Exercise aim.
Copy each line from the entries that the word "heart" appears in.
□ □ □ □
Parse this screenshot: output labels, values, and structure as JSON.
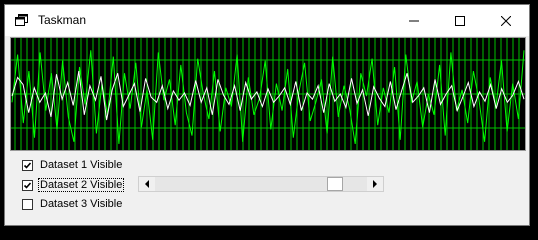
{
  "window": {
    "title": "Taskman"
  },
  "titlebar_icons": {
    "app": "app-window-icon",
    "minimize": "minimize-icon",
    "maximize": "maximize-icon",
    "close": "close-icon"
  },
  "plot": {
    "colors": {
      "background": "#000000",
      "grid": "#00c000",
      "series_white": "#ffffff",
      "series_green": "#00ff00"
    },
    "series_white": [
      52,
      34,
      41,
      68,
      44,
      58,
      49,
      72,
      31,
      55,
      39,
      61,
      28,
      70,
      42,
      56,
      33,
      75,
      46,
      30,
      62,
      51,
      40,
      67,
      35,
      53,
      58,
      42,
      64,
      47,
      56,
      49,
      61,
      37,
      58,
      44,
      70,
      36,
      51,
      60,
      42,
      66,
      39,
      55,
      48,
      62,
      45,
      58,
      52,
      44,
      60,
      38,
      66,
      49,
      55,
      42,
      68,
      40,
      57,
      50,
      63,
      35,
      59,
      46,
      71,
      43,
      54,
      62,
      38,
      65,
      47,
      30,
      58,
      52,
      44,
      68,
      36,
      60,
      50,
      42,
      66,
      53,
      39,
      62,
      48,
      57,
      41,
      64,
      45,
      58,
      51,
      38,
      55
    ],
    "series_green": [
      58,
      12,
      78,
      28,
      92,
      10,
      66,
      30,
      84,
      18,
      72,
      96,
      24,
      60,
      8,
      88,
      40,
      70,
      14,
      98,
      30,
      64,
      20,
      82,
      46,
      94,
      10,
      56,
      36,
      80,
      22,
      68,
      90,
      16,
      50,
      74,
      28,
      86,
      44,
      62,
      12,
      96,
      34,
      70,
      54,
      18,
      84,
      40,
      66,
      26,
      92,
      48,
      20,
      76,
      58,
      36,
      88,
      14,
      72,
      42,
      64,
      98,
      30,
      52,
      16,
      80,
      44,
      68,
      24,
      94,
      12,
      58,
      38,
      82,
      50,
      70,
      22,
      90,
      10,
      66,
      46,
      78,
      28,
      56,
      96,
      34,
      62,
      18,
      86,
      40,
      74,
      8
    ]
  },
  "controls": {
    "checkboxes": [
      {
        "label": "Dataset 1 Visible",
        "checked": true
      },
      {
        "label": "Dataset 2 Visible",
        "checked": true
      },
      {
        "label": "Dataset 3 Visible",
        "checked": false
      }
    ],
    "scrollbar": {
      "value_fraction": 1.0,
      "left_arrow": "arrow-left-icon",
      "right_arrow": "arrow-right-icon"
    }
  }
}
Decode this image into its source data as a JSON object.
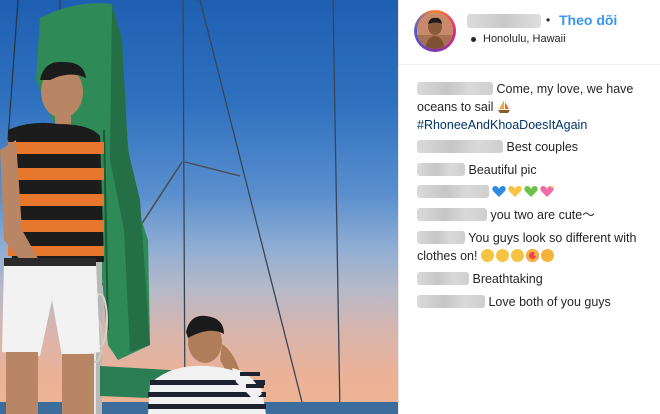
{
  "header": {
    "username": "nhandanh",
    "follow_separator": "•",
    "follow_label": "Theo dõi",
    "location": "Honolulu, Hawaii"
  },
  "caption": {
    "author": "nhandanh",
    "text_line1": "Come, my love, we have",
    "text_line2": "oceans to sail",
    "emoji": "sailboat-emoji",
    "hashtag": "#RhoneeAndKhoaDoesItAgain"
  },
  "comments": [
    {
      "author": "user1",
      "text": "Best couples"
    },
    {
      "author": "user2",
      "text": "Beautiful pic"
    },
    {
      "author": "user3",
      "text": "",
      "emojis": [
        "blue-heart",
        "yellow-heart",
        "green-heart",
        "sparkling-heart"
      ]
    },
    {
      "author": "user4",
      "text": "you two are cute～"
    },
    {
      "author": "user5",
      "text_line1": "You guys look so different with",
      "text_line2": "clothes on!",
      "emojis": [
        "grinning-face",
        "grinning-face",
        "grinning-face",
        "heart-eyes-face",
        "kissing-face"
      ]
    },
    {
      "author": "user6",
      "text": "Breathtaking"
    },
    {
      "author": "user7",
      "text": "Love both of you guys"
    }
  ],
  "colors": {
    "follow": "#3897f0",
    "hashtag": "#003569",
    "text": "#262626",
    "sail": "#2e8a57"
  }
}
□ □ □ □
Solution for this problem.
        "blue-heart",
        "yellow-heart",
        "green-heart",
        "sparkling-heart"
        "heart-eyes-face",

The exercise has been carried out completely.